This story was updated March 27 at 9:15 am.
A draft letter outlining which patients would be prioritized if Henry Ford Health System runs out of ventilators or Intensive Care Unit beds, was leaked on social media Thursday night.
This is a kind of “worst case scenario” letter, a spokesperson said in response, and the kind of planning that’s "standard with most reputable health systems."
And currently, it is only part of Henry Ford's emergency response planning, the spokesperson says; it's not an active policy at this point. Michigan Radio spoke with multiple frontline healthcare providers at Henry Ford, who were unanimous that they are not yet at the point of needing to make triage decisions, they haven't seen this letter distributed to patients, and administrators haven't talked to them yet about having to implement such a policy.
But the letter outlines a sobering scenario: a major healthcare system informing patients and their families warning some patients will be "very unlikely to survive" even with critical treatment, and "treating these patients would take away resources for patients who might survive."
“Patients who have the best chance of getting better are our first priority,” the letter reads. “Patients will be evaluated for the best plan for care, and dying patients will be provided comfort care.”
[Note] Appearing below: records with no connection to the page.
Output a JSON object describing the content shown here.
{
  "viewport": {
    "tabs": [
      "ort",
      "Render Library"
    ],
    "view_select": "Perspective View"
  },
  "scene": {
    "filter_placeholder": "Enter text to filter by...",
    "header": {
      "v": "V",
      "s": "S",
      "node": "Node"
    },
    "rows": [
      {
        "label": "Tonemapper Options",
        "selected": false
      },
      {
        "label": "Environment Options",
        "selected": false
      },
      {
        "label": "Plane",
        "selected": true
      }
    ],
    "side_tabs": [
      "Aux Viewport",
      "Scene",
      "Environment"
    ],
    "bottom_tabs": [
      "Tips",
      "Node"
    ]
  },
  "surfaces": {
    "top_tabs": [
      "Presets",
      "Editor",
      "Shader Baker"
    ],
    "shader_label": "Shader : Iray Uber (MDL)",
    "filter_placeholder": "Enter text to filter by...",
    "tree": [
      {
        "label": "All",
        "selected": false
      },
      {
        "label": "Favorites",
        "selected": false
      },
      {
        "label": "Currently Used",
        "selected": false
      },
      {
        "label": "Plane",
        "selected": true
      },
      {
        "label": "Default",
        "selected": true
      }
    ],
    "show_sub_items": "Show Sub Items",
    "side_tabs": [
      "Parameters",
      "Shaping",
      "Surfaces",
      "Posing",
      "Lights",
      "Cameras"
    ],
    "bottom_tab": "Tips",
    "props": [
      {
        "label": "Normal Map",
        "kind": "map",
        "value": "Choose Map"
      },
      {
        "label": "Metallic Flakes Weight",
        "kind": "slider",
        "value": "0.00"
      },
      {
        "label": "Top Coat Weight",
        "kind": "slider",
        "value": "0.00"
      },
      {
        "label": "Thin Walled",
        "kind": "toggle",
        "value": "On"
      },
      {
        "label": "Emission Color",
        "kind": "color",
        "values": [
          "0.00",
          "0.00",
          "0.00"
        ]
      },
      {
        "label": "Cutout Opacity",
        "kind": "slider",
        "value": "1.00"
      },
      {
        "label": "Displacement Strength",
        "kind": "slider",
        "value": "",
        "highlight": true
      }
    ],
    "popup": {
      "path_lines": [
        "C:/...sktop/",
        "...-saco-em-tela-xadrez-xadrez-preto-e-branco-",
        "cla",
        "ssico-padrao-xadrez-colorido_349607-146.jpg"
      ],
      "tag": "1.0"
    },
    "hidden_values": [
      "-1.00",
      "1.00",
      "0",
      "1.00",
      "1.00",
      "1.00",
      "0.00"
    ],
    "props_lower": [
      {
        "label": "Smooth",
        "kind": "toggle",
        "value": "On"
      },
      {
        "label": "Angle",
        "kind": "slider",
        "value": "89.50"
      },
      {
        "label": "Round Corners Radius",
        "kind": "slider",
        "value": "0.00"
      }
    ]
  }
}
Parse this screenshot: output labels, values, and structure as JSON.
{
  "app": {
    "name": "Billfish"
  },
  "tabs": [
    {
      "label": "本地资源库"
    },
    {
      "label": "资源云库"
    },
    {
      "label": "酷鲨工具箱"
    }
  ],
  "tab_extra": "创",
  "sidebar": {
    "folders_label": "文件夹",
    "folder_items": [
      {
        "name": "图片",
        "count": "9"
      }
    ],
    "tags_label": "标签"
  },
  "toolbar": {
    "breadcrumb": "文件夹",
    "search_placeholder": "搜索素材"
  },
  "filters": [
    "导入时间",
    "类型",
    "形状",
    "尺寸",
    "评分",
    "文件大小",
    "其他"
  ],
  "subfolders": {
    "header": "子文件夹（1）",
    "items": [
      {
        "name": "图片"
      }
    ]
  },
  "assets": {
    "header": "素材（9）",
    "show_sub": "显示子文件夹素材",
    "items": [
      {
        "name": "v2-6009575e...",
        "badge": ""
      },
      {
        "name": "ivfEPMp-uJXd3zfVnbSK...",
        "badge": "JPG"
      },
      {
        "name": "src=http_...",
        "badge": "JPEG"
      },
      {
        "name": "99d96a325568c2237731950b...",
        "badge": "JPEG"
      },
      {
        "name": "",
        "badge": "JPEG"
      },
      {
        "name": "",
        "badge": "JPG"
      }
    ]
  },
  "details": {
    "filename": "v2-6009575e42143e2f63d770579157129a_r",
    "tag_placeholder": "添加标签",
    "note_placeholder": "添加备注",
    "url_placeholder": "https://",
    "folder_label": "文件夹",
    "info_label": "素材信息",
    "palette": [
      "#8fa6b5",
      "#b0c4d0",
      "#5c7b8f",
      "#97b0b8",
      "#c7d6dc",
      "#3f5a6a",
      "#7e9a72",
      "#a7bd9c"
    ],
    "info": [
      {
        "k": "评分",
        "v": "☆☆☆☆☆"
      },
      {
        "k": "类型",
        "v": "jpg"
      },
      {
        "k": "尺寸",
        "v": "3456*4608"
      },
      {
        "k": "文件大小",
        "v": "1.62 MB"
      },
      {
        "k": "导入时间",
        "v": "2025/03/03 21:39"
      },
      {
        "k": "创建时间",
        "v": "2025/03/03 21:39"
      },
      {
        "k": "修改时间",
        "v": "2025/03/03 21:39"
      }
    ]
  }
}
Some of the conditions that could make a patient ineligible for critical care are “severe heart, lung, kidney or liver failure; terminal cancer; or severe trauma or burns.”
It also warns that patients who do get ventilators or ICU care "may have these treatments stopped if they do not improve over time...This decision will be based on medical condition and likelihood of getting better."
Late Thursday night, Henry Ford Health System released a statement attributed to Dr. Adnan Munkarah, EVP & Chief Clinical Officer:
“With a pandemic of this nature, health systems must be prepared for a worst case scenario. Gathering the collective wisdom from across our industry, we carefully crafted our policy to provide critical guidance to healthcare workers for making difficult patient care decisions during an unprecedented emergency. These guidelines are deeply patient focused, intended to be honoring to patients and families. We were pleased to share our policy with our colleagues across Michigan to help others develop similar, compassionate approaches. It is our hope we never have to apply them and we will always do everything we can to care for our patients, utilizing every resource we have to make that happen.”
Editor's note: Henry Ford Health System is one of Michigan Radio's corporate sponsors.